All that is wanted is an exact copy of the lines below, starting at the one that contains "What data populates" and running to the end.

[Interface dataset entries]
○ ○ ○ ○
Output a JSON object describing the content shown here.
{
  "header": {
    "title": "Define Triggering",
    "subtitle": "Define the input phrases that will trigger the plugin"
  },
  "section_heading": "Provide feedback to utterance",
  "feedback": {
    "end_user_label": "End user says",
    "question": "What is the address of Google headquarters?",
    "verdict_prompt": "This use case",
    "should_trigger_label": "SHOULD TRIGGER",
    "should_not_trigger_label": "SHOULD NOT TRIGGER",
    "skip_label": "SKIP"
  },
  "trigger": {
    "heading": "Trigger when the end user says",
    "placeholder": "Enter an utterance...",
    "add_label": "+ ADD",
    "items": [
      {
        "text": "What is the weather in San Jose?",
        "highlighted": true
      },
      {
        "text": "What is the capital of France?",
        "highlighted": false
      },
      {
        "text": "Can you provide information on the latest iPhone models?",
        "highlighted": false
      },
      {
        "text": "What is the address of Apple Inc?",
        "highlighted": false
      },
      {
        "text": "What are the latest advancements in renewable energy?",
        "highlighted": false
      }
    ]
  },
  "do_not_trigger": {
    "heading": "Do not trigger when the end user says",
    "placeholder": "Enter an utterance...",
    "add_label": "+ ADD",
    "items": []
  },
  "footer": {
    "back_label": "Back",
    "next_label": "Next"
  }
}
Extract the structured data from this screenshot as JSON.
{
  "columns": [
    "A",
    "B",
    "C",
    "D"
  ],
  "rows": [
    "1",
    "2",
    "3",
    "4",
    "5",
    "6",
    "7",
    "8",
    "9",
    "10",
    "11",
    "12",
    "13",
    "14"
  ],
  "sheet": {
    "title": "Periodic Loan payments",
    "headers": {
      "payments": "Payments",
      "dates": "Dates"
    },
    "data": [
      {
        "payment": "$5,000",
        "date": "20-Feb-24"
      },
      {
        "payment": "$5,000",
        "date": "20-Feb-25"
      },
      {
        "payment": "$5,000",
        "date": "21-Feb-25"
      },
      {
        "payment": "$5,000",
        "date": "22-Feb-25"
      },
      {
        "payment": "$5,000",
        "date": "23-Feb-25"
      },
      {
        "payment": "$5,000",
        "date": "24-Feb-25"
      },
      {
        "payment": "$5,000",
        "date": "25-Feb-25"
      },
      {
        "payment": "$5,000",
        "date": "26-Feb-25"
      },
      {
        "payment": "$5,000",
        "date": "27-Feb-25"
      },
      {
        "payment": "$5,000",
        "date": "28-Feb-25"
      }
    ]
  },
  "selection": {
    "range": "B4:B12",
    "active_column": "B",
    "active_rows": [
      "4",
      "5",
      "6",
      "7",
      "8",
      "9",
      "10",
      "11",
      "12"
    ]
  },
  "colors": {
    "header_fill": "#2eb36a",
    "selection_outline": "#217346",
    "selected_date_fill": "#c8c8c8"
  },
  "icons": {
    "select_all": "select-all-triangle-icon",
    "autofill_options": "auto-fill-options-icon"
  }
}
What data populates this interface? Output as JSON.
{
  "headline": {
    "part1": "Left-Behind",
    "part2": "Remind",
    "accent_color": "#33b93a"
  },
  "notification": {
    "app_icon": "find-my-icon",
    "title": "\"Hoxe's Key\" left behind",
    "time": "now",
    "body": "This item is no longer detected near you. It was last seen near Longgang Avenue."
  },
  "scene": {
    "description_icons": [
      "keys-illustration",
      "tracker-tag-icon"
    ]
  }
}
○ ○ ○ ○
Completed exercise |
What data populates this interface? Output as JSON.
{
  "headline": {
    "part1": "Left-Behind",
    "part2": "Remind",
    "accent_color": "#33b93a"
  },
  "notification": {
    "app_icon": "find-my-icon",
    "title": "\"Hoxe's Key\" left behind",
    "time": "now",
    "body": "This item is no longer detected near you. It was last seen near Longgang Avenue."
  },
  "scene": {
    "description_icons": [
      "keys-illustration",
      "tracker-tag-icon"
    ]
  }
}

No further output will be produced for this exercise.